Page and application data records
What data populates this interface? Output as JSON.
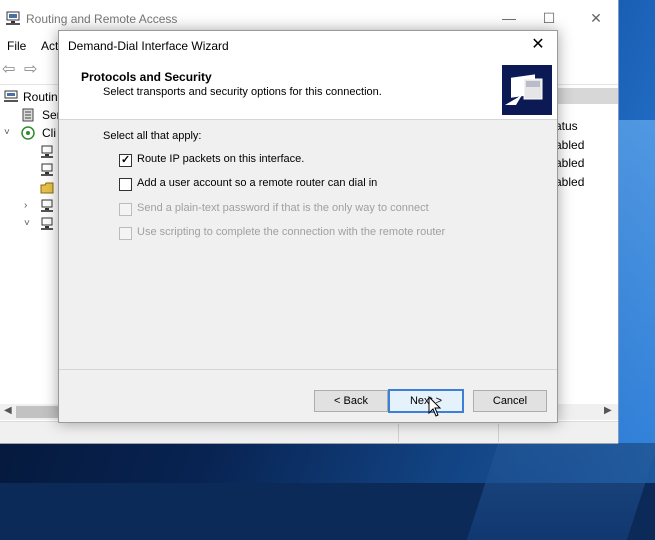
{
  "main_window": {
    "title": "Routing and Remote Access",
    "menu": [
      "File",
      "Act"
    ],
    "caption_buttons": {
      "minimize": "—",
      "maximize": "☐",
      "close": "✕"
    },
    "tree": [
      {
        "label": "Routin",
        "icon": "server-icon",
        "expander": ""
      },
      {
        "label": "Ser",
        "icon": "server-status-icon",
        "expander": ""
      },
      {
        "label": "Cli",
        "icon": "network-icon",
        "expander": "˅"
      },
      {
        "label": "",
        "icon": "interface-icon",
        "expander": ""
      },
      {
        "label": "",
        "icon": "interface-icon",
        "expander": ""
      },
      {
        "label": "",
        "icon": "folder-icon",
        "expander": ""
      },
      {
        "label": "",
        "icon": "interface-icon",
        "expander": "›"
      },
      {
        "label": "",
        "icon": "interface-icon",
        "expander": "˅"
      }
    ],
    "list": {
      "column": "atus",
      "rows": [
        "abled",
        "abled",
        "abled"
      ]
    }
  },
  "wizard": {
    "title": "Demand-Dial Interface Wizard",
    "close_glyph": "✕",
    "header_title": "Protocols and Security",
    "header_subtitle": "Select transports and security options for this connection.",
    "prompt": "Select all that apply:",
    "options": [
      {
        "label": "Route IP packets on this interface.",
        "checked": true,
        "enabled": true
      },
      {
        "label": "Add a user account so a remote router can dial in",
        "checked": false,
        "enabled": true
      },
      {
        "label": "Send a plain-text password if that is the only way to connect",
        "checked": false,
        "enabled": false
      },
      {
        "label": "Use scripting to complete the connection with the remote router",
        "checked": false,
        "enabled": false
      }
    ],
    "buttons": {
      "back": "< Back",
      "next": "Next >",
      "cancel": "Cancel"
    }
  },
  "colors": {
    "accent": "#3c7fd8",
    "header_graphic": "#0b1a55",
    "disabled_text": "#a0a0a0"
  }
}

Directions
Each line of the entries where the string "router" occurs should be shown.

Solution to this exercise
        "label": "Add a user account so a remote router can dial in",
        "label": "Use scripting to complete the connection with the remote router",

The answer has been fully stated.